He may not achieve every bit of the rhetoric of his acceptance speech, at least not quickly, but I do believe that Obama wants the American government to work and will set about making that happen. I am most excited to see him doing the most boring aspects of this job. I want him to appoint heads of FEMA and Treasury and cabinet members whose loyalty is to the American people, not looting the public coffers into corporate hands as quickly as possible. I do believe his agenda is to improve things and I do believe he will get there. How far and how well and how quickly is an open question, but I have every belief that we are now awaking from a long, ugly, unpleasant dream that we will spend the next four years shaking out of. My friends and neighbors, it truly is morning in America. Let’s make this a great day.

I Voted

I cast a vote today for a black man for President of the United States. Sure, there have been black candidates for the last 36 years. I strongly considered voting for Lenora Fulani in 1988, the first black person to be on the ballot in all 50 states. It is a historic day, and although I wish Obama were more progressive at least he and Biden are smart and reasonable, learned and willing to learn. That puts them above the McCain/Palin ticket and waaay above Bush/Cheney. I still have this core of fear in the pit of my stomach that scumbags with crooked voting machines will still try to steal this election but unlike 2000 and 2004 I think the margin is so big that it can’t be done with impunity. I’m not assuming anything until I see the guy sworn in this January, but for the first election day in many years I feel good about it.

North Carolina TV

I’m in a hotel room in North Carolina. During the 11 PM news I believe 3/4 of all ads were campaign ads. I thought it was hard to take in South Carolina, but this is bad. One commercial break was a succession of alternating Kay Hagan and Elizabeth Dole ads. I don’t know how you folks take it. I suspect that by Tuesday it will feel like sweet relief.

“Dave Slusher, Local Comic Book Fan”

I can live with the label in the title. I was interviewed by Roger Yale for this weeks cover article in the Weekly Surge (the Surge is weird about permalinks, follow that link quick if you want to see the actual article) about the XCon in Myrtle Beach. I was highly worried when I talked to Roger that I wasn’t giving him anything useful. It turned out alright, which is more a testament to Roger than me.

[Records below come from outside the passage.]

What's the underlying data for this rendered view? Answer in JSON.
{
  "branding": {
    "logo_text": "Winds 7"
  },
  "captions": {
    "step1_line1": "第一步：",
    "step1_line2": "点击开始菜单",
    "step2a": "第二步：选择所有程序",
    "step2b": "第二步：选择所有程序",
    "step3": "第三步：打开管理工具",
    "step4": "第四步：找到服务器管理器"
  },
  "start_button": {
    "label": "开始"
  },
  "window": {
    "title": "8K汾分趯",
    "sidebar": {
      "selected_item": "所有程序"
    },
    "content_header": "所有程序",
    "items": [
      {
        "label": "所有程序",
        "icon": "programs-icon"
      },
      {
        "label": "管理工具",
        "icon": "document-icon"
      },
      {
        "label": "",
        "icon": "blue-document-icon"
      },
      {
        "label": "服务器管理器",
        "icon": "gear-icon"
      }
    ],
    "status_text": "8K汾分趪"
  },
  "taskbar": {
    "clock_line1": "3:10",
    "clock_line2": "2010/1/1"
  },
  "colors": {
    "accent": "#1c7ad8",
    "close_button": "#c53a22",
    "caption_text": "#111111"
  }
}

I won’t get to attend the second day of the convention but the first was surprisingly good, especially being a kind of odd 3 PM to 6 PM deal. My main hope was that the thing made enough money (or lost little enough) that they’d do another one and make this an annual event. That appears to be a realistic outcome based on what I saw yesterday and what I read in the article. It certainly wasn’t huge but I was there for a few hours and had a great time. It’s going on today until 7 PM. If you can get yourself there, I’d urge you to do it.

My only problem was that as I get older, digging through long boxes of comics located underneath folding tables for 15 minutes at a time while kneeling on cement floors has become an arduous physical task. There has got to be a better way.